Fox: It’s hard to be specific as you never really think it’s won until you’ve passed the line. I thought after I jumped the Canal Turn and the four fences down the side that I was going really well. It was starting to come right for me at that point so I was getting excited.
Mullins: Gilgamboa went past me like the winner four out but he just didn’t stay. I went back past him and just tried to get a lead to the last. When I got to The Elbow I knew I’d win the race.
Sherwood: Only when I was told he’d won! I’d had a terrible record in the race prior to Many Clouds and was counting the fences down to the end to wait for whatever happened.
Smith: Three out you could see that he was still going very well. It was at that point that I started to think he could do it and he jumped so well we knew he had a great chance then.
What did winning the Grand National actually feel like?
Fox: It was an absolutely unbelievable feeling and a dream come true. When you’re small it’s all you want to happen so for it to actually come about is unreal. It still doesn’t feel completely real even now.
Mullins: You don’t ever let yourself think about it until after the line. You tell yourself not to stand up before the line, not to start celebrating or do anything stupid like looking back. After the line it’s an incredible release and a brilliant feeling.
Sherwood: Complete and utter exhilaration. I almost broke down with the sheer emotion of it all. My one regret from the day was that I didn’t see my wife Tarnya until much later in the day until after all the TV and media commitments had been completed.
Smith: It’s just real excitement and a lot of relief that you’ve done it too. You’re also very thankful that everyone is back in one piece and the plan has come together.
Finally, who would you most like to represent you in next week’s Grand National?
Fox: It looks an open race this year and there doesn’t appear to be anything head and shoulders above the others, but the one I like is Seeyouatmidnight. His third in the Coral Scottish Grand National last year was a brilliant run, and while he’s not perhaps had the ideal preparation this season, he has a lot in his favour as he has class, stays and jumps well. Another that catches my eye in The Dutchman if he comes back to form.

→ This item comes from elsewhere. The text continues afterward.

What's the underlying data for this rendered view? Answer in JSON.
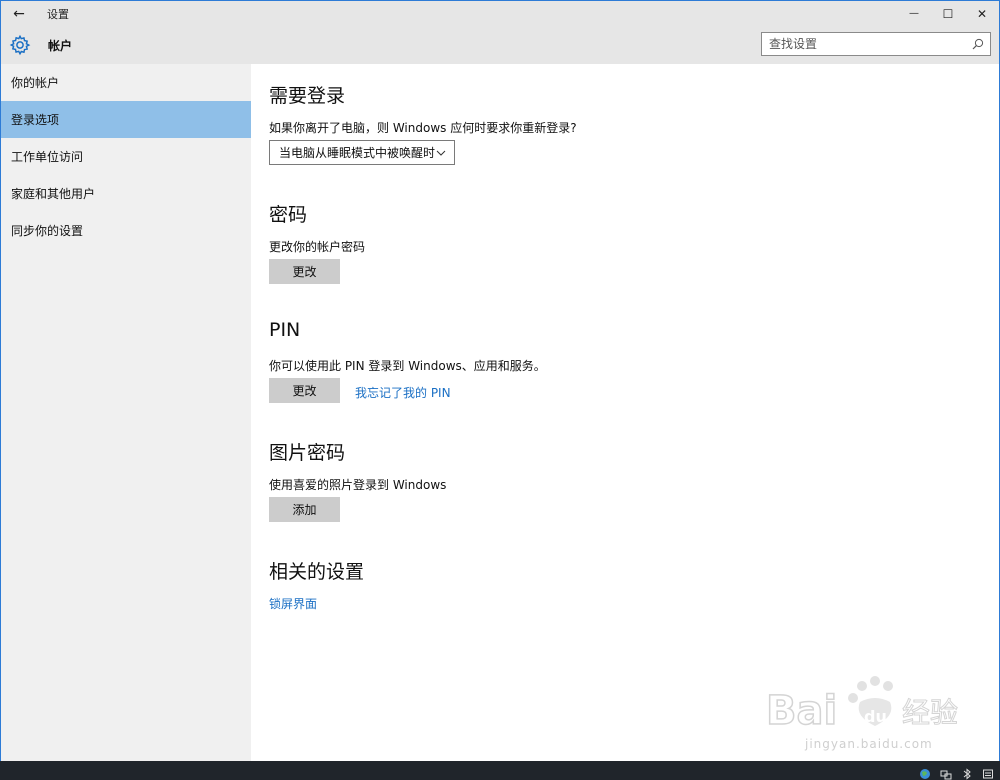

Mullins: I think Total Recall has a great chance. I rode him in the Gold Cup and he’d have been third if he hadn’t fallen. He’s got a fair bit of weight in the Grand National, but he’s very classy and I’d say he’s a good 6lb well-in for the race. I’d love to have the ride on him.
Sherwood: Prior to his run in the Grand National Trial at Haydock I’d been a big fan of Blaklion. I was a little disappointed with him that day, but he’s had a wind operation since then and he’s a tough little bugger. You don’t become a bad horse overnight, so I’ll take him.
Smith: We’re hoping to run three in the race this year. I Just Know will definitely get in the race and has all the credentials to win the race as he jumps and travels well, plus he has a great attitude to the game. I think he’ll get the trip too. Vintage Clouds is an out-and-out stayer, so you’d think the race would be right up his street, although I’m not sure the same can be said of Delusionofgrandeur. His best chance would be if the ground dried up.